I write to update you on the ongoing negotiations between the University and the Harvard Graduate Students Union-United Auto Workers (HGSU-UAW). The three principles I noted when these bargaining sessions began in October remain foundational to the University’s approach to the negotiations: 1) we must protect the integrity of our teaching mission, 2) we must protect the academic freedom that undergirds our research mission, and 3) the University must serve all of its students, in every School and academic program – from degree programs to executive and continuing education.
We approached the negotiations knowing that first agreements take time. First contract negotiations at other universities have taken 12-18 months to complete, even with much smaller and more narrowly defined student worker bargaining units. Here at Harvard, over the last six months, we have held more than 24 bargaining meetings with HGSU-UAW, including formal bargaining sessions (which average nearly five hours each), side meetings on specific topics, and subcommittee meetings.
A great deal of additional work occurs between these meetings as members of the University bargaining team consult with faculty and staff in each of our 12 Schools. Because the proposed articles would affect every School and Department at Harvard, analyzing their impacts requires time and thorough consideration. With some 40 detailed proposals having been put on the table, we have reached tentative agreements on four articles. We are making substantial progress on several more. Both sides have made numerous counter proposals and there is still considerable work to be done.
In particular, it is challenging to disentangle work, which is the basis for these negotiations, from academic activity, which is not. As the National Labor Relations Board has acknowledged, the dividing line between student employment and academic work is often unclear. For example, while we can and will bargain about protection from excessive workload expectations, we cannot agree to articles that would expand student workers’ time to degree or allow grievances over faculty judgments on academic progress.

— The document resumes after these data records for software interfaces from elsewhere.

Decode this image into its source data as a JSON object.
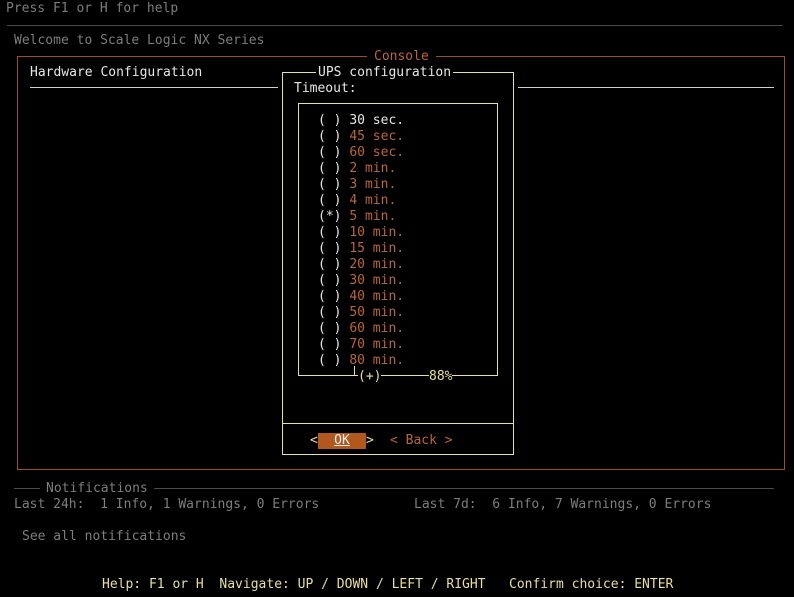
{
  "header": {
    "help_hint": "Press F1 or H for help",
    "welcome": "Welcome to Scale Logic NX Series"
  },
  "console": {
    "title": "Console",
    "section_title": "Hardware Configuration"
  },
  "dialog": {
    "title": "UPS configuration",
    "field_label": "Timeout:",
    "options": [
      {
        "mark": "( )",
        "label": "30 sec."
      },
      {
        "mark": "( )",
        "label": "45 sec."
      },
      {
        "mark": "( )",
        "label": "60 sec."
      },
      {
        "mark": "( )",
        "label": "2 min."
      },
      {
        "mark": "( )",
        "label": "3 min."
      },
      {
        "mark": "( )",
        "label": "4 min."
      },
      {
        "mark": "(*)",
        "label": "5 min."
      },
      {
        "mark": "( )",
        "label": "10 min."
      },
      {
        "mark": "( )",
        "label": "15 min."
      },
      {
        "mark": "( )",
        "label": "20 min."
      },
      {
        "mark": "( )",
        "label": "30 min."
      },
      {
        "mark": "( )",
        "label": "40 min."
      },
      {
        "mark": "( )",
        "label": "50 min."
      },
      {
        "mark": "( )",
        "label": "60 min."
      },
      {
        "mark": "( )",
        "label": "70 min."
      },
      {
        "mark": "( )",
        "label": "80 min."
      }
    ],
    "scroll_more": "(+)",
    "scroll_percent": "88%",
    "ok_label": "OK",
    "ok_left": "<",
    "ok_right": ">",
    "back_label": "< Back >"
  },
  "notifications": {
    "title": "Notifications",
    "last_24h": "Last 24h:  1 Info, 1 Warnings, 0 Errors",
    "last_7d": "Last 7d:  6 Info, 7 Warnings, 0 Errors",
    "see_all": "See all notifications"
  },
  "footer": {
    "help": "Help: F1 or H",
    "navigate": "Navigate: UP / DOWN / LEFT / RIGHT",
    "confirm": "Confirm choice: ENTER"
  },
  "colors": {
    "background": "#000000",
    "frame_orange": "#9a4e2a",
    "dialog_border": "#e8dfa0",
    "ok_highlight": "#b0581e"
  }
}
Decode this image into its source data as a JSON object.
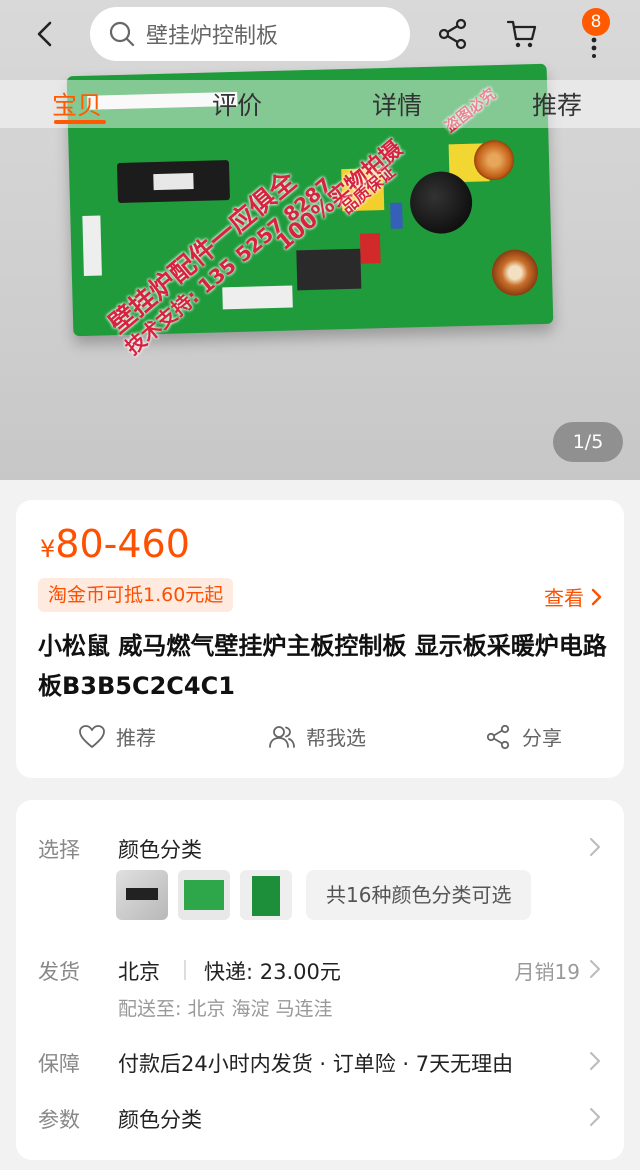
{
  "header": {
    "search_placeholder": "壁挂炉控制板",
    "cart_badge": "8"
  },
  "tabs": [
    "宝贝",
    "评价",
    "详情",
    "推荐"
  ],
  "gallery": {
    "pager": "1/5",
    "watermark_lines": [
      "壁挂炉配件一应俱全",
      "技术支持: 135 5257 8287",
      "100%实物拍摄",
      "品质保证",
      "盗图必究"
    ]
  },
  "product": {
    "currency": "¥",
    "price_range": "80-460",
    "coin_tag": "淘金币可抵1.60元起",
    "view_label": "查看",
    "title": "小松鼠 威马燃气壁挂炉主板控制板 显示板采暖炉电路板B3B5C2C4C1",
    "actions": {
      "recommend": "推荐",
      "help_choose": "帮我选",
      "share": "分享"
    }
  },
  "details": {
    "select": {
      "label": "选择",
      "value": "颜色分类",
      "more_variants": "共16种颜色分类可选"
    },
    "shipping": {
      "label": "发货",
      "from": "北京",
      "fee": "快递: 23.00元",
      "monthly_sales": "月销19",
      "ship_to": "配送至: 北京 海淀 马连洼"
    },
    "guarantee": {
      "label": "保障",
      "value": "付款后24小时内发货 · 订单险 · 7天无理由"
    },
    "params": {
      "label": "参数",
      "value": "颜色分类"
    }
  },
  "colors": {
    "accent": "#ff5000",
    "text_muted": "#888888"
  }
}
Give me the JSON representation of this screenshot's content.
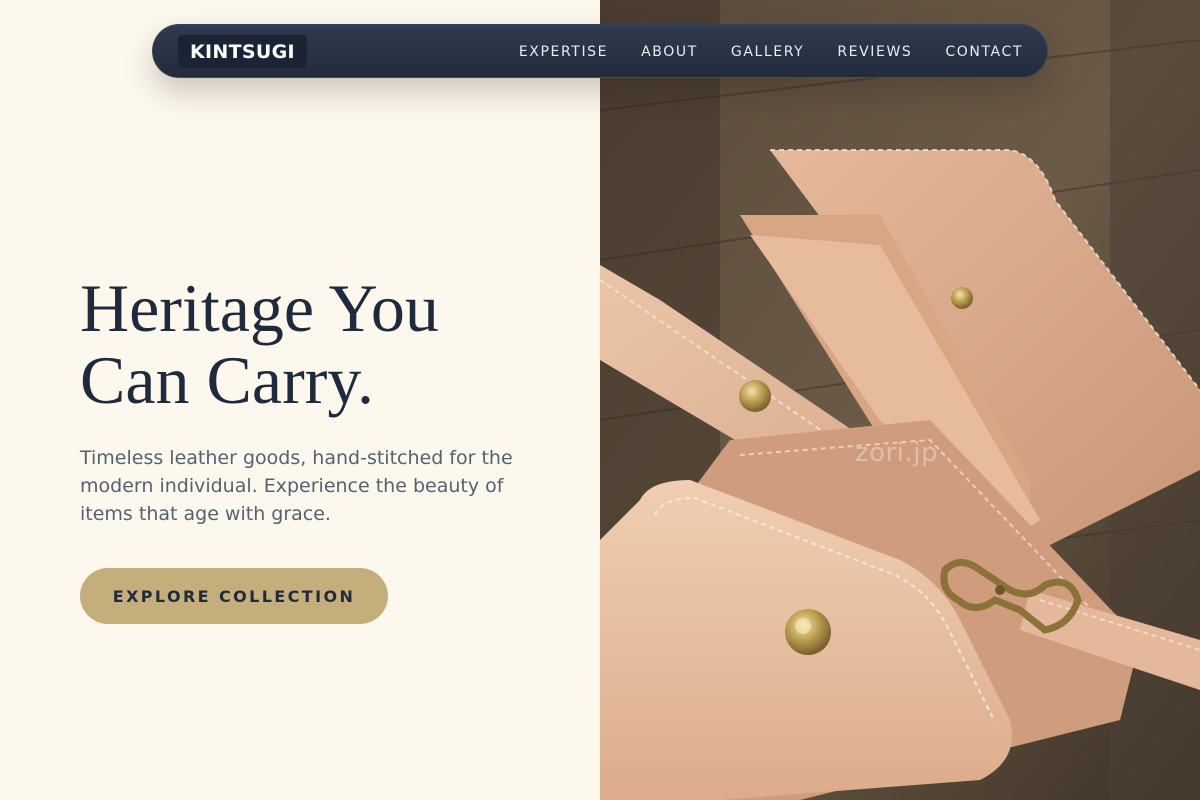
{
  "nav": {
    "logo": "KINTSUGI",
    "links": [
      "EXPERTISE",
      "ABOUT",
      "GALLERY",
      "REVIEWS",
      "CONTACT"
    ]
  },
  "hero": {
    "title_line1": "Heritage You",
    "title_line2": "Can Carry.",
    "description": "Timeless leather goods, hand-stitched for the modern individual. Experience the beauty of items that age with grace.",
    "cta_label": "EXPLORE COLLECTION"
  },
  "image": {
    "subject": "natural leather wallets and key case with brass snap and clasp on wooden tray",
    "watermark": "zori.jp"
  },
  "colors": {
    "background": "#fdf8ee",
    "navbar": "#263044",
    "heading": "#1f2a3d",
    "body_text": "#566170",
    "cta": "#c4ae7c",
    "leather": "#d9a988"
  }
}
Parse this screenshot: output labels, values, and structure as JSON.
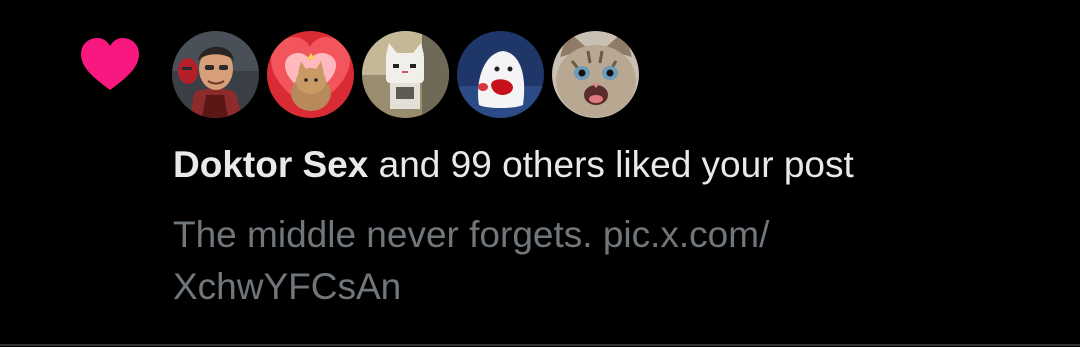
{
  "notification": {
    "type_icon": "heart-icon",
    "accent_color": "#f91880",
    "avatars": [
      {
        "icon": "avatar-medic-portrait"
      },
      {
        "icon": "avatar-cat-red-hearts"
      },
      {
        "icon": "avatar-toro-cat-figure"
      },
      {
        "icon": "avatar-white-ghost-blob"
      },
      {
        "icon": "avatar-kitten-face"
      }
    ],
    "actor_name": "Doktor Sex",
    "action_text": " and 99 others liked your post",
    "post_text": "The middle never forgets. pic.x.com/ XchwYFCsAn"
  }
}
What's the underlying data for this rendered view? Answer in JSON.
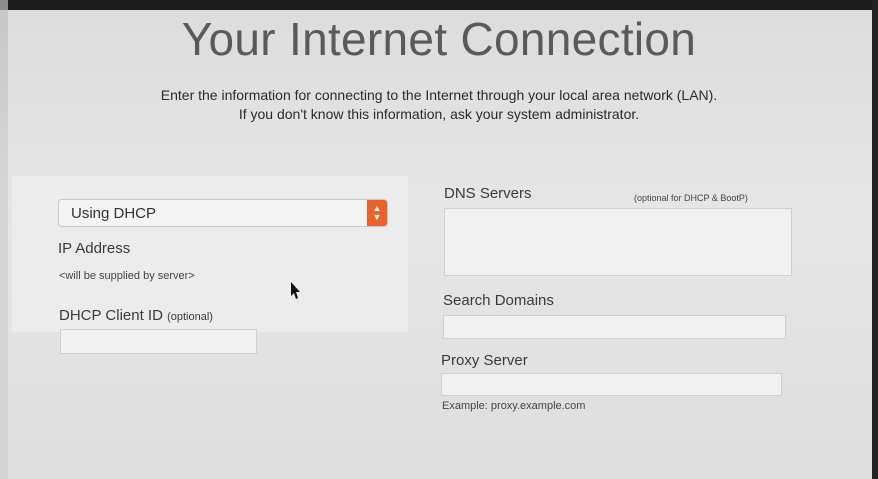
{
  "header": {
    "title": "Your Internet Connection",
    "subtitle_line1": "Enter the information for connecting to the Internet through your local area network (LAN).",
    "subtitle_line2": "If you don't know this information, ask your system administrator."
  },
  "left": {
    "config_method": "Using DHCP",
    "ip_label": "IP Address",
    "ip_value": "<will be supplied by server>",
    "dhcp_label": "DHCP Client ID",
    "dhcp_optional": "(optional)",
    "dhcp_value": ""
  },
  "right": {
    "dns_label": "DNS Servers",
    "dns_note": "(optional for DHCP & BootP)",
    "dns_value": "",
    "search_label": "Search Domains",
    "search_value": "",
    "proxy_label": "Proxy Server",
    "proxy_value": "",
    "proxy_example": "Example: proxy.example.com"
  },
  "colors": {
    "popup_accent": "#e9622a"
  },
  "icons": {
    "popup_arrows": "updown-chevron-icon",
    "cursor": "mouse-pointer-icon"
  }
}
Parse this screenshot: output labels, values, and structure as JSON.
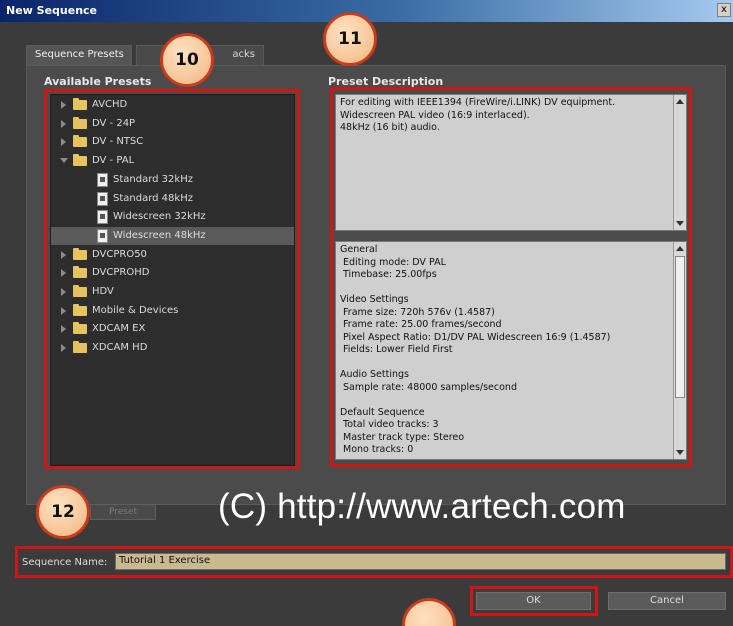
{
  "window": {
    "title": "New Sequence",
    "close_label": "x"
  },
  "tabs": [
    {
      "label": "Sequence Presets"
    },
    {
      "label": "acks"
    }
  ],
  "presets": {
    "heading": "Available Presets",
    "items": [
      {
        "label": "AVCHD",
        "type": "folder",
        "expanded": false
      },
      {
        "label": "DV - 24P",
        "type": "folder",
        "expanded": false
      },
      {
        "label": "DV - NTSC",
        "type": "folder",
        "expanded": false
      },
      {
        "label": "DV - PAL",
        "type": "folder",
        "expanded": true
      },
      {
        "label": "Standard 32kHz",
        "type": "preset"
      },
      {
        "label": "Standard 48kHz",
        "type": "preset"
      },
      {
        "label": "Widescreen 32kHz",
        "type": "preset"
      },
      {
        "label": "Widescreen 48kHz",
        "type": "preset",
        "selected": true
      },
      {
        "label": "DVCPRO50",
        "type": "folder",
        "expanded": false
      },
      {
        "label": "DVCPROHD",
        "type": "folder",
        "expanded": false
      },
      {
        "label": "HDV",
        "type": "folder",
        "expanded": false
      },
      {
        "label": "Mobile & Devices",
        "type": "folder",
        "expanded": false
      },
      {
        "label": "XDCAM EX",
        "type": "folder",
        "expanded": false
      },
      {
        "label": "XDCAM HD",
        "type": "folder",
        "expanded": false
      }
    ]
  },
  "description": {
    "heading": "Preset Description",
    "summary": [
      "For editing with IEEE1394 (FireWire/i.LINK) DV equipment.",
      "Widescreen PAL video (16:9 interlaced).",
      "48kHz (16 bit) audio."
    ],
    "details": [
      "General",
      " Editing mode: DV PAL",
      " Timebase: 25.00fps",
      "",
      "Video Settings",
      " Frame size: 720h 576v (1.4587)",
      " Frame rate: 25.00 frames/second",
      " Pixel Aspect Ratio: D1/DV PAL Widescreen 16:9 (1.4587)",
      " Fields: Lower Field First",
      "",
      "Audio Settings",
      " Sample rate: 48000 samples/second",
      "",
      "Default Sequence",
      " Total video tracks: 3",
      " Master track type: Stereo",
      " Mono tracks: 0"
    ]
  },
  "delete_preset": {
    "label": "Preset"
  },
  "watermark": "(C) http://www.artech.com",
  "sequence_name": {
    "label": "Sequence Name:",
    "value": "Tutorial 1 Exercise"
  },
  "buttons": {
    "ok": "OK",
    "cancel": "Cancel"
  },
  "callouts": {
    "b10": "10",
    "b11": "11",
    "b12": "12"
  },
  "colors": {
    "highlight": "#d01515",
    "dialog_bg": "#3b3b3b",
    "title_blue": "#0a246a"
  }
}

We are also concerned that some of the Union’s proposals would not be effective and might even have unintended consequences. For example, the HGSU-UAW has continued to highlight its proposals concerning the Title IX policy and procedures as well as other aspects of discrimination and harassment. The Union’s approach would create a separate set of adversarial processes for HGSU-UAW members, implying that those not in the Union, including faculty and staff, accused of sexual harassment by Union members would be subject to the Union process. Certainly there is work to be done, but all of us at Harvard – not only the roughly 5,000 members of this bargaining unit – need to participate in creating the kind of community that we aspire to be. The University has a Title IX Policy Review Advisory Committee, comprising faculty, students, and staff from across all of our Schools, charged with making recommendations for changes to our policy and procedures. The Union has been invited to have representation on this committee. Behind the efforts of this committee is a commitment to creating a welcoming, healthy, and safe environment where every student and every other member of the Harvard community can be successful.
The HGSU-UAW has put forward a number of proposals covering benefits for student workers, and just a few weeks ago, the Union put its compensation proposal on the table. A team of University staff has analyzed the potential financial impact of these economic proposals on academic programs within each School, and it would be significant. According to preliminary estimates, University expenditures per graduate student would approximately double under the Union’s proposals. Were the University to agree to these proposals, there would likely be direct consequences for the number of graduate students who could be supported. The University put forth its response to the HGSU-UAW economic proposals yesterday, so we anticipate the economic proposals will be a primary focus of the negotiations in the coming weeks.
Recognizing the complexities of negotiating this first bargaining agreement, we will take appropriate care to ensure that the consequences of each provision are fully understood. This is new territory for the University. No other labor negotiation that we have undertaken has had this combination of academic and employment considerations. However, I am confident that, working with the HGSU-UAW, we can reach a fair and workable agreement that appropriately addresses the student workers’ employment-related concerns, respects our commitments to other University constituents, and maintains the integrity of the University’s academic mission.
Alan M. Garber AB '77, PhD '82